> **ACTIVITY**
Because the images are not wanted, restate every line below word for word without them.

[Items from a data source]
++++++++++++++++++++

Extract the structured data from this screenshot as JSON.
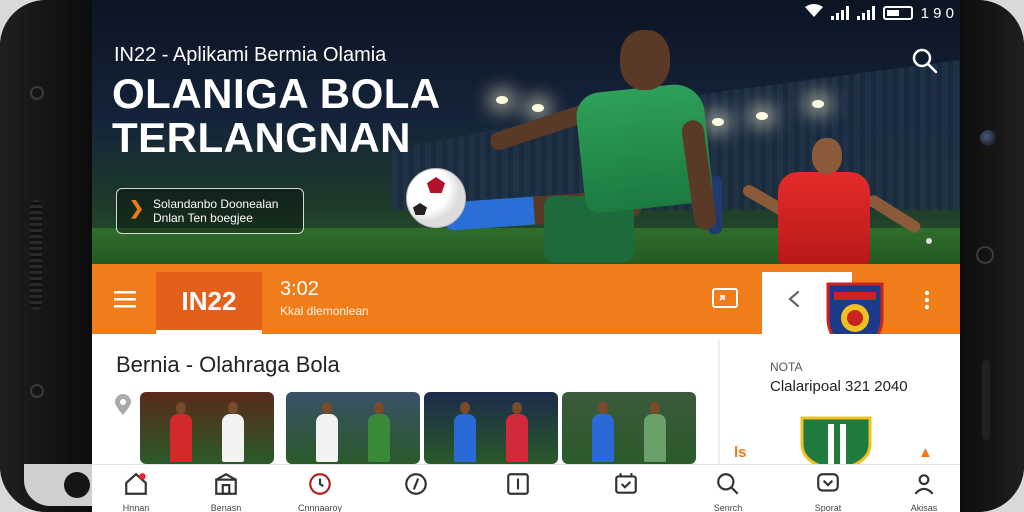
{
  "status_bar": {
    "time": "1 9 0"
  },
  "hero": {
    "subtitle": "IN22 - Aplikami Bermia Olamia",
    "title_line1": "OLANIGA BOLA",
    "title_line2": "TERLANGNAN",
    "cta_line1": "Solandanbo Doonealan",
    "cta_line2": "Dnlan Ten boegjee",
    "cta_icon": "chevron-right-icon",
    "search_icon": "search-icon"
  },
  "topbar": {
    "logo": "IN22",
    "score": "3:02",
    "score_sub": "Kkal dlemonlean",
    "menu_icon": "menu-icon",
    "cast_icon": "cast-icon",
    "back_icon": "back-icon",
    "more_icon": "more-vertical-icon",
    "accent_color": "#f07d1a"
  },
  "main": {
    "section_title": "Bernia - Olahraga Bola",
    "thumbnails": [
      {
        "bg": "#5a2a1a",
        "fig1": "#d22a2a",
        "fig2": "#f2f2f2"
      },
      {
        "bg": "#3a5068",
        "fig1": "#f2f2f2",
        "fig2": "#3a8a3a"
      },
      {
        "bg": "#1c2a4a",
        "fig1": "#2a6ad6",
        "fig2": "#d22a3a"
      },
      {
        "bg": "#3c5a3c",
        "fig1": "#2a6ad6",
        "fig2": "#6aa06a"
      }
    ]
  },
  "right_panel": {
    "label": "NOTA",
    "value": "Clalaripoal 321 2040",
    "fire_left": "ls"
  },
  "bottom_nav": {
    "items": [
      {
        "label": "Hnnan",
        "icon": "home-icon"
      },
      {
        "label": "Benasn",
        "icon": "store-icon"
      },
      {
        "label": "Cnnnaaroy",
        "icon": "clock-icon"
      },
      {
        "label": "",
        "icon": "compass-icon"
      },
      {
        "label": "",
        "icon": "calendar-icon"
      },
      {
        "label": "",
        "icon": "ticket-icon"
      },
      {
        "label": "Senrch",
        "icon": "search-icon"
      },
      {
        "label": "Sporat",
        "icon": "chat-icon"
      },
      {
        "label": "Akisas",
        "icon": "profile-icon"
      }
    ]
  }
}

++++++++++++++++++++

> **SOLUTION TO THIS PROBLEM**
Extract the structured data from this screenshot as JSON.
{
  "status_bar": {
    "time": "1 9 0"
  },
  "hero": {
    "subtitle": "IN22 - Aplikami Bermia Olamia",
    "title_line1": "OLANIGA BOLA",
    "title_line2": "TERLANGNAN",
    "cta_line1": "Solandanbo Doonealan",
    "cta_line2": "Dnlan Ten boegjee",
    "cta_icon": "chevron-right-icon",
    "search_icon": "search-icon"
  },
  "topbar": {
    "logo": "IN22",
    "score": "3:02",
    "score_sub": "Kkal dlemonlean",
    "menu_icon": "menu-icon",
    "cast_icon": "cast-icon",
    "back_icon": "back-icon",
    "more_icon": "more-vertical-icon",
    "accent_color": "#f07d1a"
  },
  "main": {
    "section_title": "Bernia - Olahraga Bola",
    "thumbnails": [
      {
        "bg": "#5a2a1a",
        "fig1": "#d22a2a",
        "fig2": "#f2f2f2"
      },
      {
        "bg": "#3a5068",
        "fig1": "#f2f2f2",
        "fig2": "#3a8a3a"
      },
      {
        "bg": "#1c2a4a",
        "fig1": "#2a6ad6",
        "fig2": "#d22a3a"
      },
      {
        "bg": "#3c5a3c",
        "fig1": "#2a6ad6",
        "fig2": "#6aa06a"
      }
    ]
  },
  "right_panel": {
    "label": "NOTA",
    "value": "Clalaripoal 321 2040",
    "fire_left": "ls"
  },
  "bottom_nav": {
    "items": [
      {
        "label": "Hnnan",
        "icon": "home-icon"
      },
      {
        "label": "Benasn",
        "icon": "store-icon"
      },
      {
        "label": "Cnnnaaroy",
        "icon": "clock-icon"
      },
      {
        "label": "",
        "icon": "compass-icon"
      },
      {
        "label": "",
        "icon": "calendar-icon"
      },
      {
        "label": "",
        "icon": "ticket-icon"
      },
      {
        "label": "Senrch",
        "icon": "search-icon"
      },
      {
        "label": "Sporat",
        "icon": "chat-icon"
      },
      {
        "label": "Akisas",
        "icon": "profile-icon"
      }
    ]
  }
}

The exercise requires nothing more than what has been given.